What do your kids think about you writing about them for the past 14 years?

I began writing this column when Ford was a baby, so the kids know nothing else. The first newspaper to publish me was in Florida; the second, the Times Record in Brunswick, Maine. Those readers have literally watched Ford grow up in 800 words weekly. Ford is used to people saying things like, “Oh, I remember when your dad took you to the wrong Chik-fil-A for your fifth birthday party,” or “I was so sad when you aged out of Little League.”

As Ford has gotten older, however, I’ve become more careful about the stories I choose to tell about him. I recognize some things are private and off-limits to the public when you’re a kid going through the awkward teenage years. Gone are the days that I can tell you about his Superman pajamas.

But for the most part, Ford, who is an excellent writer and reads a book a week, understands the art of storytelling, and often he will say, after reading my draft, “That’s kind of embarrassing for me, but the story is flat without it, so you have to include it.”

And Lindell, well, he loves being in the column. In fact, he’s angry if he’s not. He’s proud that I told you about his invisible robot friend, Bob, and that he wants to marry a girl named Buckachewey.

Some day, I hope all my boys appreciate that my column is essentially a written record of their childhoods. Although, “some day” is still a long way away for Owen. (See next question)

You must like your oldest and youngest sons (Ford and Lindell) better than your middle child (Owen) because you write about them more.

Many years ago, I wrote an unfortunate column about my boys’ affinity for frozen waffles and what a personal crisis it was when there was a national shortage of Eggos. (Note: readers’ criticism of that column was that I serve my boys frozen waffles, but, let it be known that I toasted them first.)

Owen took the brunt of the infamous waffle column, and after some teasing from friends, he stormed through the door and said, “Never write about me again!” And so I didn’t. If you don’t know much about Owen, there’s a reason for it. While Ford and Lindell argue about who got more playing time in my 800 words, Owen sighs with relief each time he’s absent from them.

Until recently.

In my first draft of last week’s column, in which I wrote a letter to my future daughters-in-law, I was intentionally vague about Owen. I only gave him two sentences that were general enough that they could have been about anyone. But when Owen heard Ford reading the draft aloud (Ford is my first editor), he said, “Could you write a little more about me? You always poke fun of Ford and Lindell, but not me.” Apparently, that wasn’t “fair.”

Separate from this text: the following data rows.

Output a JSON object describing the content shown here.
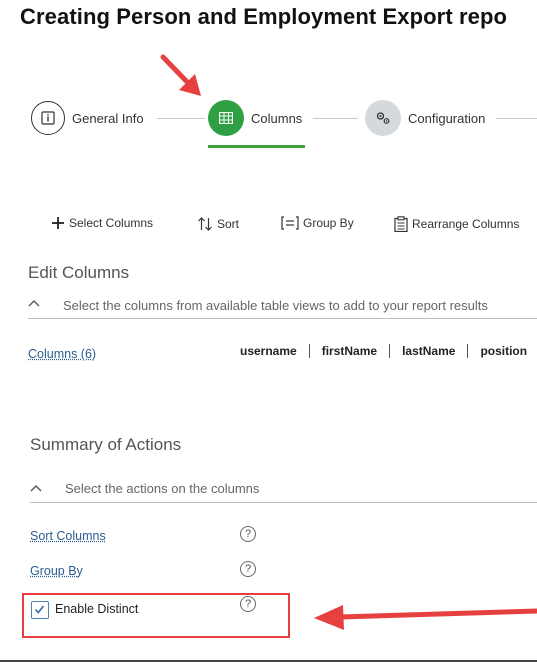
{
  "page": {
    "title": "Creating Person and Employment Export repo"
  },
  "stepper": {
    "steps": [
      {
        "label": "General Info"
      },
      {
        "label": "Columns"
      },
      {
        "label": "Configuration"
      }
    ]
  },
  "toolbar": {
    "select_columns": "Select Columns",
    "sort": "Sort",
    "group_by": "Group By",
    "rearrange_columns": "Rearrange Columns"
  },
  "edit_columns": {
    "title": "Edit Columns",
    "hint": "Select the columns from available table views to add to your report results",
    "columns_link": "Columns (6)",
    "column_names": [
      "username",
      "firstName",
      "lastName",
      "position"
    ]
  },
  "summary": {
    "title": "Summary of Actions",
    "hint": "Select the actions on the columns",
    "sort_columns": "Sort Columns",
    "group_by": "Group By",
    "enable_distinct": "Enable Distinct",
    "enable_distinct_checked": true,
    "help_glyph": "?"
  },
  "colors": {
    "active_step": "#2ea043",
    "annotation_red": "#e74040",
    "link": "#2a5d8f"
  },
  "icons": [
    "info-icon",
    "table-grid-icon",
    "gears-icon",
    "plus-icon",
    "sort-arrows-icon",
    "group-by-icon",
    "clipboard-icon",
    "chevron-up-icon",
    "help-icon",
    "checkmark-icon",
    "red-arrow-icon"
  ]
}
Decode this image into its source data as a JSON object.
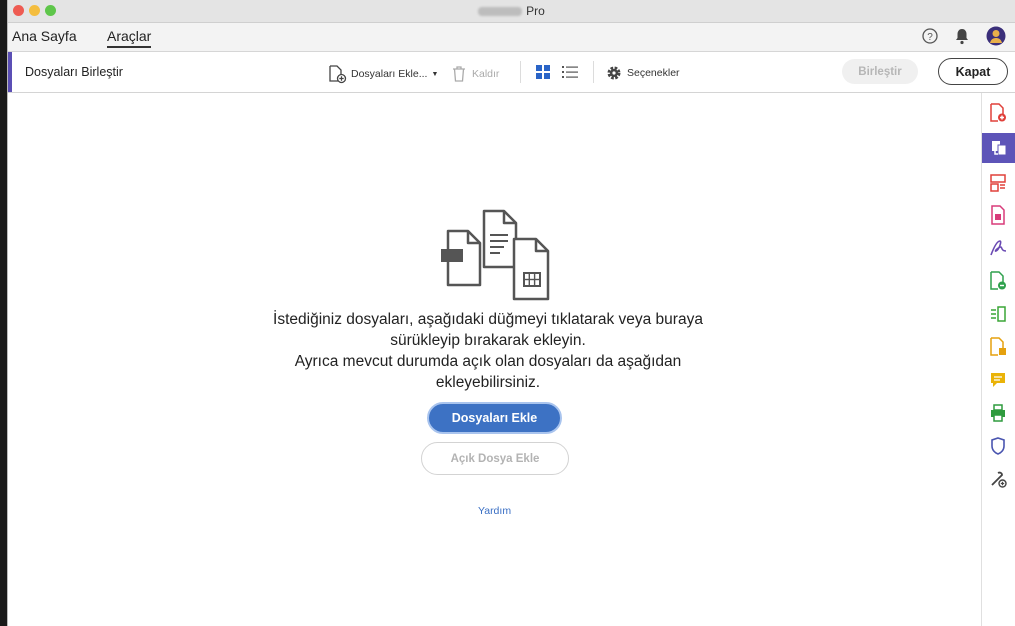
{
  "window": {
    "title": "Pro"
  },
  "nav": {
    "tabs": [
      {
        "label": "Ana Sayfa"
      },
      {
        "label": "Araçlar"
      }
    ]
  },
  "toolbar": {
    "tool_title": "Dosyaları Birleştir",
    "add_files": "Dosyaları Ekle...",
    "remove": "Kaldır",
    "options": "Seçenekler",
    "combine": "Birleştir",
    "close": "Kapat"
  },
  "main": {
    "message_lines": [
      "İstediğiniz dosyaları, aşağıdaki düğmeyi tıklatarak veya buraya",
      "sürükleyip bırakarak ekleyin.",
      "Ayrıca mevcut durumda açık olan dosyaları da aşağıdan",
      "ekleyebilirsiniz."
    ],
    "add_files_button": "Dosyaları Ekle",
    "add_open_file_button": "Açık Dosya Ekle",
    "help_link": "Yardım"
  },
  "icons": {
    "right_rail": [
      "create-pdf-icon",
      "combine-files-icon",
      "organize-pages-icon",
      "export-pdf-icon",
      "fill-sign-icon",
      "edit-pdf-icon",
      "compare-icon",
      "export-icon",
      "comment-icon",
      "print-production-icon",
      "protect-icon",
      "more-tools-icon"
    ],
    "nav": [
      "help-icon",
      "bell-icon",
      "avatar"
    ]
  },
  "colors": {
    "accent": "#5b4fb5",
    "primary_button": "#3d72c4",
    "link": "#3a6fc4"
  }
}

Which leads to my final question for YOU, my readers: Can a mother ever win?